Excerpts from an interface dataset:

☆ ☆ ☆ ☆ ☆ ☆ ☆

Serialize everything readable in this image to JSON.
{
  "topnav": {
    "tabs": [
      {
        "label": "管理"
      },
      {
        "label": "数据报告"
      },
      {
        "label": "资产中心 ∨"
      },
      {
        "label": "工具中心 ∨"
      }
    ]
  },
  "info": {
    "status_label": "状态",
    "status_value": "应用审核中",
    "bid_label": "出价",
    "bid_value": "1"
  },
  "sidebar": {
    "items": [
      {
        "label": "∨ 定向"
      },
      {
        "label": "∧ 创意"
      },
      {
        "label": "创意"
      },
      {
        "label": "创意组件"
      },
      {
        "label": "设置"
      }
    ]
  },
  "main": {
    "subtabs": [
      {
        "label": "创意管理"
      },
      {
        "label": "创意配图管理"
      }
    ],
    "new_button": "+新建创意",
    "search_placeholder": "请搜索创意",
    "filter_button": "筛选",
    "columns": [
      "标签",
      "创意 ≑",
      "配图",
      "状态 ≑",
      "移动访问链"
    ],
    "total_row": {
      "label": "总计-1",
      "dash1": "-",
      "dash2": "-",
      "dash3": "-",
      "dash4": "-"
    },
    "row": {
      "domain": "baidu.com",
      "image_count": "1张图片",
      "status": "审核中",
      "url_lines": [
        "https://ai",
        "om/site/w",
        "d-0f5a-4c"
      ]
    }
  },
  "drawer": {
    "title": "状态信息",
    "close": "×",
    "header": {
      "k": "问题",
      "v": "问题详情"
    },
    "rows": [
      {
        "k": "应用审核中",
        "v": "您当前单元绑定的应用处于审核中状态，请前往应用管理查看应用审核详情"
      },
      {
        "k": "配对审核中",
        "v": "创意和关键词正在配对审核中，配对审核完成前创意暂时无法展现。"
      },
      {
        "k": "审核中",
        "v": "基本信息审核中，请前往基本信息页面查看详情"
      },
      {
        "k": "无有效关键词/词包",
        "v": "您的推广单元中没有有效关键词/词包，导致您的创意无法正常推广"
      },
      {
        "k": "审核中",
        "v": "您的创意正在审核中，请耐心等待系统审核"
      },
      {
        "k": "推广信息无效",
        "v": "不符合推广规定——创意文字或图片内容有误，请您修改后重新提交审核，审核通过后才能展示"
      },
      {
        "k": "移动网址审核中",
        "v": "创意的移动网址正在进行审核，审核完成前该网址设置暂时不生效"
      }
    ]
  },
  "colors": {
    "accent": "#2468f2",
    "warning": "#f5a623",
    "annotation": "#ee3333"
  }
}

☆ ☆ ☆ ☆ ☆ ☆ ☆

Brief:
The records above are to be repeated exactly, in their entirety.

Final answer:
Serialize everything readable in this image to JSON.
{
  "topnav": {
    "tabs": [
      {
        "label": "管理"
      },
      {
        "label": "数据报告"
      },
      {
        "label": "资产中心 ∨"
      },
      {
        "label": "工具中心 ∨"
      }
    ]
  },
  "info": {
    "status_label": "状态",
    "status_value": "应用审核中",
    "bid_label": "出价",
    "bid_value": "1"
  },
  "sidebar": {
    "items": [
      {
        "label": "∨ 定向"
      },
      {
        "label": "∧ 创意"
      },
      {
        "label": "创意"
      },
      {
        "label": "创意组件"
      },
      {
        "label": "设置"
      }
    ]
  },
  "main": {
    "subtabs": [
      {
        "label": "创意管理"
      },
      {
        "label": "创意配图管理"
      }
    ],
    "new_button": "+新建创意",
    "search_placeholder": "请搜索创意",
    "filter_button": "筛选",
    "columns": [
      "标签",
      "创意 ≑",
      "配图",
      "状态 ≑",
      "移动访问链"
    ],
    "total_row": {
      "label": "总计-1",
      "dash1": "-",
      "dash2": "-",
      "dash3": "-",
      "dash4": "-"
    },
    "row": {
      "domain": "baidu.com",
      "image_count": "1张图片",
      "status": "审核中",
      "url_lines": [
        "https://ai",
        "om/site/w",
        "d-0f5a-4c"
      ]
    }
  },
  "drawer": {
    "title": "状态信息",
    "close": "×",
    "header": {
      "k": "问题",
      "v": "问题详情"
    },
    "rows": [
      {
        "k": "应用审核中",
        "v": "您当前单元绑定的应用处于审核中状态，请前往应用管理查看应用审核详情"
      },
      {
        "k": "配对审核中",
        "v": "创意和关键词正在配对审核中，配对审核完成前创意暂时无法展现。"
      },
      {
        "k": "审核中",
        "v": "基本信息审核中，请前往基本信息页面查看详情"
      },
      {
        "k": "无有效关键词/词包",
        "v": "您的推广单元中没有有效关键词/词包，导致您的创意无法正常推广"
      },
      {
        "k": "审核中",
        "v": "您的创意正在审核中，请耐心等待系统审核"
      },
      {
        "k": "推广信息无效",
        "v": "不符合推广规定——创意文字或图片内容有误，请您修改后重新提交审核，审核通过后才能展示"
      },
      {
        "k": "移动网址审核中",
        "v": "创意的移动网址正在进行审核，审核完成前该网址设置暂时不生效"
      }
    ]
  },
  "colors": {
    "accent": "#2468f2",
    "warning": "#f5a623",
    "annotation": "#ee3333"
  }
}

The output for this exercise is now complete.